My own experience with the tests was similar to those teachers’ who participated in the pilot. I know that different students received different testlets, so my own reflections will be short and sweet! I administered the tests to a young man with classic autism who uses an AAC device for expressive communication.

Inauthentic—My student understands the difference between pipe cleaners and band-aids. He knows that they are different, could sort them easily, and use the correct item functionally when necessary (when was the last time you used a pipe cleaner functionally?). He was awfully confused when I asked him to hand me one or the other due to his difficulty with auditory processing. The system likely logged that he does not know those items or the concepts of same/different, when this is not a fair or accurate conclusion of his abilities.

Frustrating—My student learns best with errorless learning. He gets frustrated when he does not know the answer and can sometimes demonstrate that frustration with aggression. Thanks, DLM! Luckily, we have been working on using calming breaks and I had a huge bag of Froot Loops on hand. Unluckily, he has learned, correctly, to ask for help when he doesn’t understand something. It broke my heart that I couldn’t help him. Instead, I praised the heck out of him whenever he gave me any sort of answer–correct, incorrect, building a tower out of the band-aids and pipe cleaners, didn’t matter!

Poorly Designed—When will these companies who make tests for students with significant disabilities, especially Autism, learn that you cannot list answer items from top to bottom, or left to right, and expect students to thoughtfully choose what they think is the correct answer? These students will usually choose the last answer when they are presented linearly! The answer choices need to be presented in a circle of sorts. To make matters worse, the DLM did not even off-set the answer choices and the questions were often embedded within a text. This made it extremely confusing—the student could not even guess at what the answer might be because he couldn’t visually discern which items on the screen were supposed to be the choices.

Just off-setting the questions from the rest of the text like this would have been an improvement to the on-screen presentation.
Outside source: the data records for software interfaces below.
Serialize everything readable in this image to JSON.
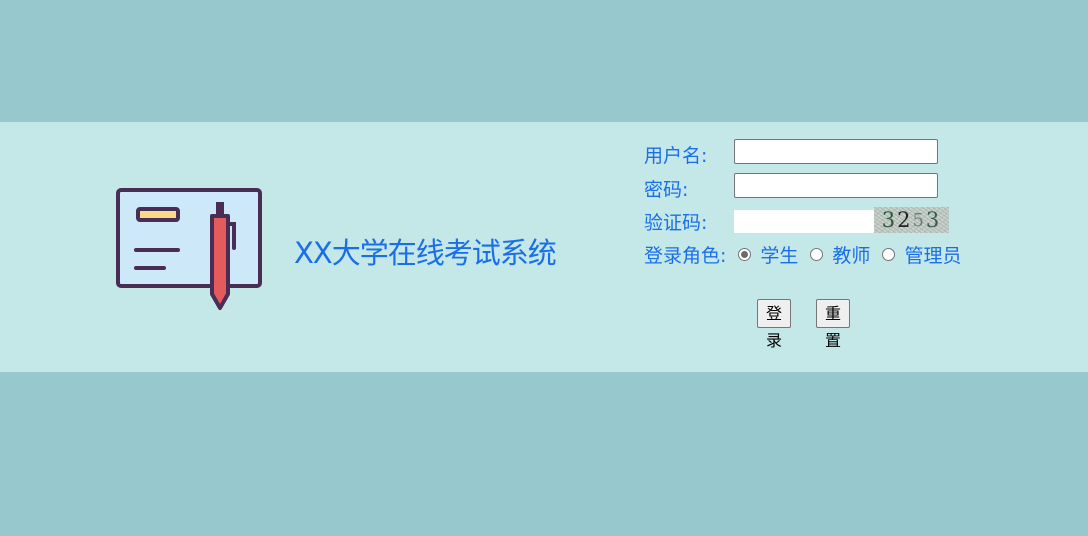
{
  "header": {
    "title": "XX大学在线考试系统"
  },
  "form": {
    "username_label": "用户名:",
    "username_value": "",
    "password_label": "密码:",
    "password_value": "",
    "captcha_label": "验证码:",
    "captcha_value": "",
    "captcha_digits": [
      "3",
      "2",
      "5",
      "3"
    ],
    "role_label": "登录角色:",
    "roles": [
      {
        "label": "学生",
        "checked": true
      },
      {
        "label": "教师",
        "checked": false
      },
      {
        "label": "管理员",
        "checked": false
      }
    ],
    "login_label": "登录",
    "reset_label": "重置"
  },
  "colors": {
    "background": "#97c8ce",
    "band": "#c4e7e8",
    "accent_text": "#1a6fe8"
  }
}
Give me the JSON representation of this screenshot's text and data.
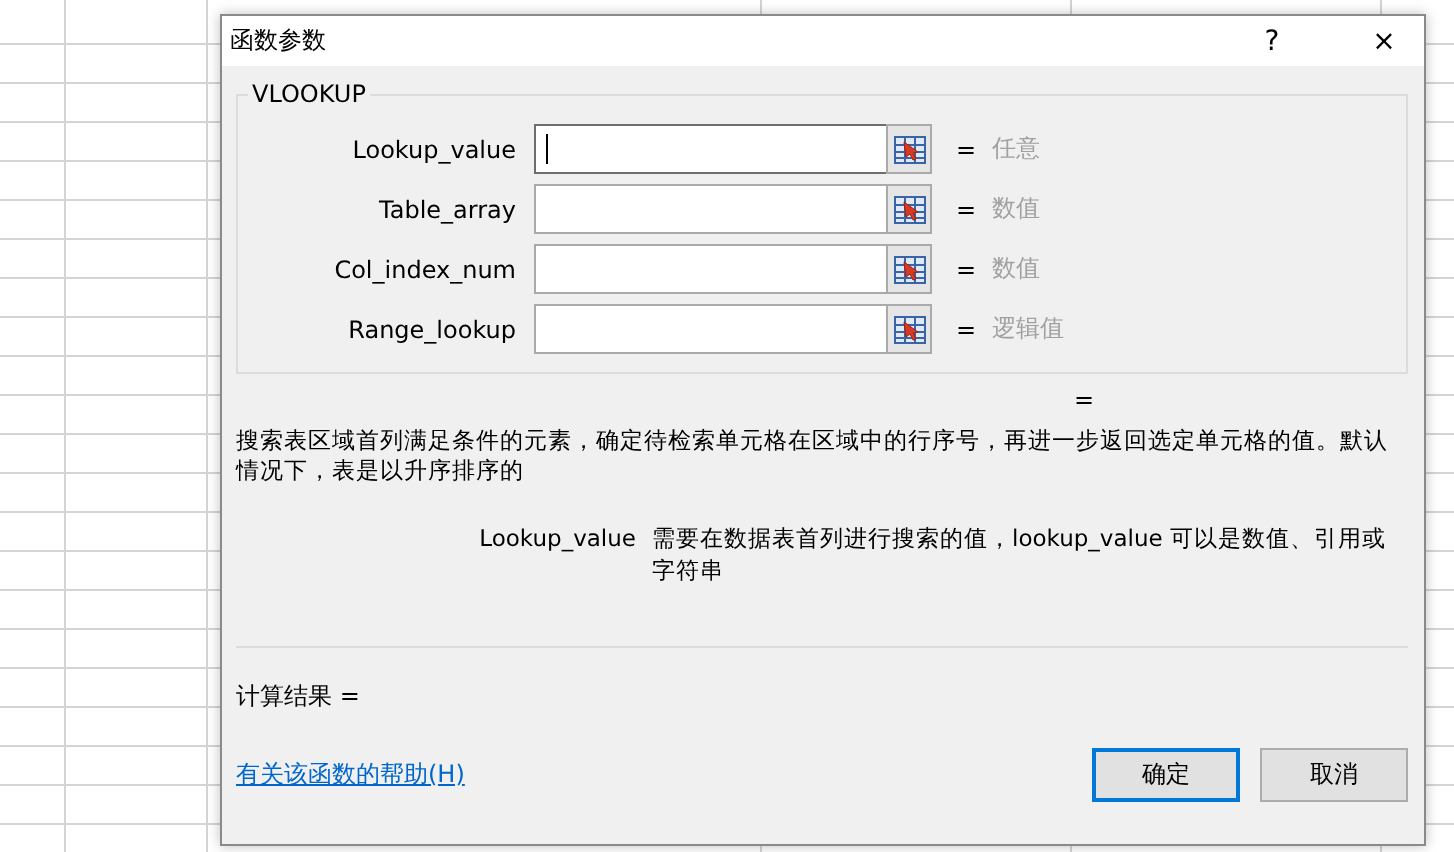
{
  "window": {
    "title": "函数参数",
    "controls": [
      "?",
      "×"
    ]
  },
  "function_group": {
    "title": "VLOOKUP",
    "arguments": [
      {
        "label": "Lookup_value",
        "focused": true,
        "equals": "=",
        "result": "任意"
      },
      {
        "label": "Table_array",
        "focused": false,
        "equals": "=",
        "result": "数值"
      },
      {
        "label": "Col_index_num",
        "focused": false,
        "equals": "=",
        "result": "数值"
      },
      {
        "label": "Range_lookup",
        "focused": false,
        "equals": "=",
        "result": "逻辑值"
      }
    ]
  },
  "formula_result": "=",
  "description": "搜索表区域首列满足条件的元素，确定待检索单元格在区域中的行序号，再进一步返回选定单元格的值。默认情况下，表是以升序排序的",
  "argument_help": {
    "name": "Lookup_value",
    "text": "需要在数据表首列进行搜索的值，lookup_value 可以是数值、引用或字符串"
  },
  "result_label": "计算结果 =",
  "help_link": "有关该函数的帮助(H)",
  "buttons": [
    {
      "label": "确定",
      "default": true
    },
    {
      "label": "取消",
      "default": false
    }
  ]
}
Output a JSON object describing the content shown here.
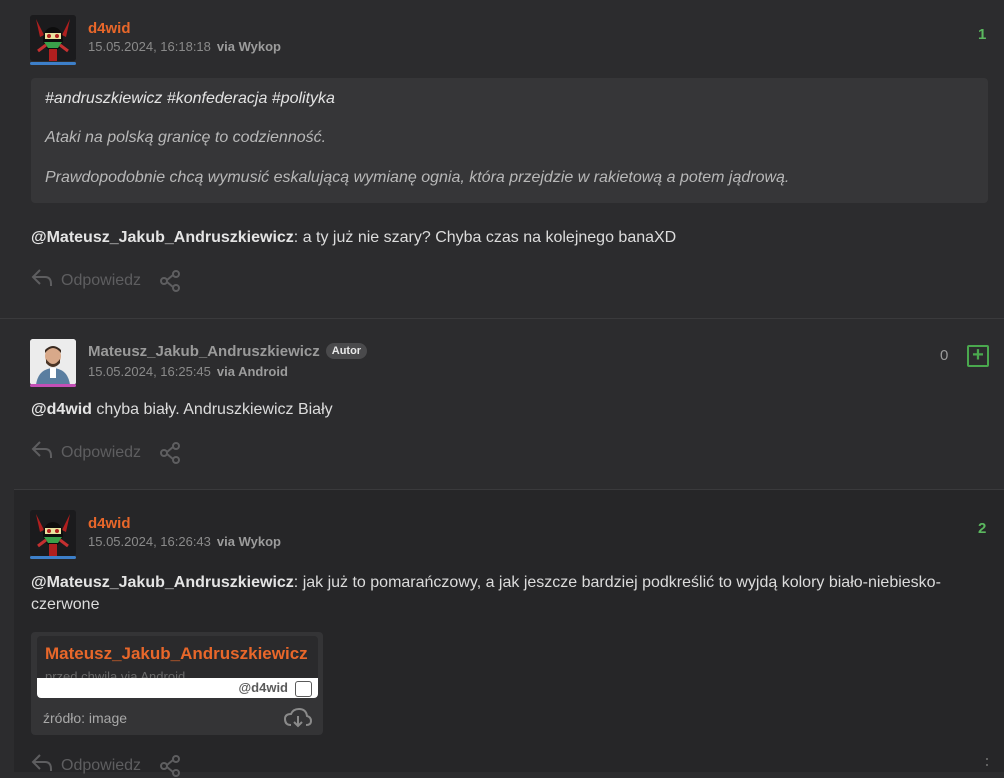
{
  "comments": [
    {
      "username": "d4wid",
      "username_color": "#e8672a",
      "avatar_bar_color": "#3d7fc9",
      "timestamp": "15.05.2024, 16:18:18",
      "via": "via Wykop",
      "score": "1",
      "score_color": "#5bb85f",
      "quote": {
        "tags": "#andruszkiewicz #konfederacja #polityka",
        "lines": [
          "Ataki na polską granicę to codzienność.",
          "Prawdopodobnie chcą wymusić eskalującą wymianę ognia, która przejdzie w rakietową a potem jądrową."
        ]
      },
      "mention": "@Mateusz_Jakub_Andruszkiewicz",
      "text": ": a ty już nie szary? Chyba czas na kolejnego banaXD",
      "reply_label": "Odpowiedz"
    },
    {
      "username": "Mateusz_Jakub_Andruszkiewicz",
      "username_color": "#9a9a9a",
      "avatar_bar_color": "#c44fb6",
      "badge": "Autor",
      "timestamp": "15.05.2024, 16:25:45",
      "via": "via Android",
      "score": "0",
      "score_color": "#9a9a9a",
      "mention": "@d4wid",
      "text": " chyba biały. Andruszkiewicz Biały",
      "reply_label": "Odpowiedz"
    },
    {
      "username": "d4wid",
      "username_color": "#e8672a",
      "avatar_bar_color": "#3d7fc9",
      "timestamp": "15.05.2024, 16:26:43",
      "via": "via Wykop",
      "score": "2",
      "score_color": "#5bb85f",
      "mention": "@Mateusz_Jakub_Andruszkiewicz",
      "text_line1": ": jak już to pomarańczowy, a jak jeszcze bardziej podkreślić to wyjdą kolory biało-niebiesko-",
      "text_line2": "czerwone",
      "embed": {
        "inner_username": "Mateusz_Jakub_Andruszkiewicz",
        "inner_faded": "przed chwilą via Android",
        "inner_mention": "@d4wid",
        "source": "źródło: image"
      },
      "reply_label": "Odpowiedz"
    }
  ]
}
Good intentions with accessibility options, still falls short—The testing interface seemed to offer a variety of accessibility options for students. All students are expected to interact directly with the computer. I administered the test on an iPad and didn’t have trouble with accessibility. A coworker had a student who needed enlarged text and, as a result, only a very small part of the screen could be viewed at one time. The teacher eventually gave up, unchecked the visual impairment box on the student profile, and then presented the test items on the SmartBoard to allow for a larger view of the whole screen.

To conclude, I found that the DLM fell short of its own description of being “exciting” or an “innovative way for all students with significant cognitive disabilities to demonstrate their learning.” In the DLM’s defense, however, I don’t have a better alternative for a standardized assessment for our students with the most significant disabilities. The Illinois Alternative Assessment (IAA) fell short in its own way as well. I only hope that this is another stop on the way to the design of a minimally intrusive test that will highlight a student’s abilities in a meaningful way.